///2019 Abstract Details
2019 Abstract Details2019-07-13T07:45:15-05:00

Comparison of Chloroprocaine to Lidocaine/ Epinephrine/ Bicarbonate/ Fentanyl for Epidural Anesthesia in Elective Cesarean Delivery: A Randomized study

Abstract Number: T2D-315
Abstract Type: Original Research

Prannal Bansal MD1 ; Nadir Sharawi MD2; Cameron Taylor MD3; Jill Mhyre MD4

Background: Epidural extension anesthesia allows rapid conversion of labor epidural analgesia into surgical anesthesia.

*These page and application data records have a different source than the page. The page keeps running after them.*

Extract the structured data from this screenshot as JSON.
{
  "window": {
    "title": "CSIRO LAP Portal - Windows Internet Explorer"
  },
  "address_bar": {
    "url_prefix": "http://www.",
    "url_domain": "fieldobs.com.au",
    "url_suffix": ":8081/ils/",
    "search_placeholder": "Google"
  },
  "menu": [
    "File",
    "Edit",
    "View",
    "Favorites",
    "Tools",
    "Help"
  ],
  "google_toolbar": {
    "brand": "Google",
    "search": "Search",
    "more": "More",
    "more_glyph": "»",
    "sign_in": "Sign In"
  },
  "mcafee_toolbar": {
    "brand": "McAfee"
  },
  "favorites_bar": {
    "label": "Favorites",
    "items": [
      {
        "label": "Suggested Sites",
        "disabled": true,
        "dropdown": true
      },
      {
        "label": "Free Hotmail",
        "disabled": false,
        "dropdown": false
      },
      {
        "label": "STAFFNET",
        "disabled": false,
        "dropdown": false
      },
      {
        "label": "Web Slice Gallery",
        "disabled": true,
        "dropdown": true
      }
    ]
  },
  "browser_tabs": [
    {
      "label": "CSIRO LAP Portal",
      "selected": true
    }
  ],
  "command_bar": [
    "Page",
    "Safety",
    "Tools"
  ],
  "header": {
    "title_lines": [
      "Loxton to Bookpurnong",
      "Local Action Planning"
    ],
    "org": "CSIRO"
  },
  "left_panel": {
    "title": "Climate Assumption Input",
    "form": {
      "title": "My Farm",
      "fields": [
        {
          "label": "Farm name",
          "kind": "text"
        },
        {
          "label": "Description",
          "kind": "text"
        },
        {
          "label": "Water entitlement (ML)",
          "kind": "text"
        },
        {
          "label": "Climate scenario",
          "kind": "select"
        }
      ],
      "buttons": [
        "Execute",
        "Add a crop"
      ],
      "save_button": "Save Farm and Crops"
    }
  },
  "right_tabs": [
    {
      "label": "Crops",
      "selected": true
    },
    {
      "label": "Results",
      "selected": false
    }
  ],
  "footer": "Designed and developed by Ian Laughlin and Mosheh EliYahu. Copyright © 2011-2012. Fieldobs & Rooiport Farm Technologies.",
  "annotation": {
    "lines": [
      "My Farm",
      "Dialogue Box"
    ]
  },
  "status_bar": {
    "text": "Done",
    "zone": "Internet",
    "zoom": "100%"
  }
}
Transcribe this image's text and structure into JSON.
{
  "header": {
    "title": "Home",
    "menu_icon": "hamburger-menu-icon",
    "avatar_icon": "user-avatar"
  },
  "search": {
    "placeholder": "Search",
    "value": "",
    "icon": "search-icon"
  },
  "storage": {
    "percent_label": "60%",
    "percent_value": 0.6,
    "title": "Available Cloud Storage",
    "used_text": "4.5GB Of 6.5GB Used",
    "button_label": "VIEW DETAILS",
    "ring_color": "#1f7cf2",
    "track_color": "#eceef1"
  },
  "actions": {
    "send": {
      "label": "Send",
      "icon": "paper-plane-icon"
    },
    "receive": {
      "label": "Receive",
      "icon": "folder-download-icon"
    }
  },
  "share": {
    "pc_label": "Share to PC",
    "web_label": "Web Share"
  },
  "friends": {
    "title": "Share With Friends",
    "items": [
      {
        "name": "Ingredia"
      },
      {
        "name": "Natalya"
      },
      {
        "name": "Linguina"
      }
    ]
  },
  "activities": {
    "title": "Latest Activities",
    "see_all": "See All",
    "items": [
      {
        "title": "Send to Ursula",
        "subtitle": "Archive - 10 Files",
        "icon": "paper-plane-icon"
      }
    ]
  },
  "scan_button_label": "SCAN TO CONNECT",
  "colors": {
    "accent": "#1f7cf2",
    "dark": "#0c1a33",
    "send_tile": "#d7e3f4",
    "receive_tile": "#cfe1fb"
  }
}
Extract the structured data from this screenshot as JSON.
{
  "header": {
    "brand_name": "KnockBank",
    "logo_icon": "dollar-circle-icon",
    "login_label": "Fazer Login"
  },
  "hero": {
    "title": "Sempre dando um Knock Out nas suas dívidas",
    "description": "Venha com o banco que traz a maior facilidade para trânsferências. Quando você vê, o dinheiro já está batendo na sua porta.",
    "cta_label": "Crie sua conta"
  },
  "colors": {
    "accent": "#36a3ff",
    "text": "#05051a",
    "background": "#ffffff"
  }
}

The ideal local anesthetic solution for epidural extension anesthesia remains unclear, with most evidence drawn from observational data.

Methods: This single center randomized, double-blind, noninferiority study conducted from February to November 2018 tested the hypothesis that chloroprocaine (CP) would be noninferior to a mixture of lidocaine, epinephrine, bicarbonate, and fentanyl (LEBF) in terms of onset time to surgical readiness for epidural extension anesthesia. ASA II patients with a singleton pregnancy scheduled for elective cesarean delivery (CD) had lumbar epidurals placed pre-operatively. Analgesia was induced with 0.0625% bupivacaine with 2 mcg/ml fentanyl to achieve a T10 sensory level. The same solution was infused at 10 ml/hr until OR entry. Participants with bilateral blockade were randomized into 2 groups: group CP received 20 ml of 3% CP with 4 ml saline and group LEBF received 20 ml of 2% lidocaine, 0.15 ml of 0.1% epinephrine, 2 ml of 8.4% bicarbonate, 100 mcg fentanyl. Dosing was standardized to measure time to loss of touch sensation bilaterally at the T7 dermatomal level, the primary outcome. The secondary outcome was the need for intraoperative analgesia supplementation. The non-inferiority margin was set at 180 sec, and the study was powered assuming a standard deviation of 4 minutes, to a significance level of 5% and a power of 90%.

Results: 70 patients (35 in each group) were enrolled; 2 patients from CP and 1 from LEBF were withdrawn due to inadequate block preoperatively. Demographics, side effects and duration of surgery were comparable between groups. Analysis of the primary outcome to surgical onset time between the CP group (655 + 258 sec) and LEBF group (558 + 269 sec) of - 97 sec (95% CI, - 11 to 204; P=0.003). The upper CI of the difference 204 sec, was more than the predefined noninferiority margin of 180 sec (Figure 1). Therefore, the data is insufficient to confirm noninferiority of CP compared to LEBF. 7 CP patients (21%) and 4 LEBF patients (12%) required intraoperative analgesia supplementation (P=0.3).

Discussion: CP was found to be not non-inferior to LEBF in regards to onset times of surgical anesthesia for CD. Future investigations should evaluate whether LEBF provides faster onset of anesthesia compared with CP.



SOAP 2019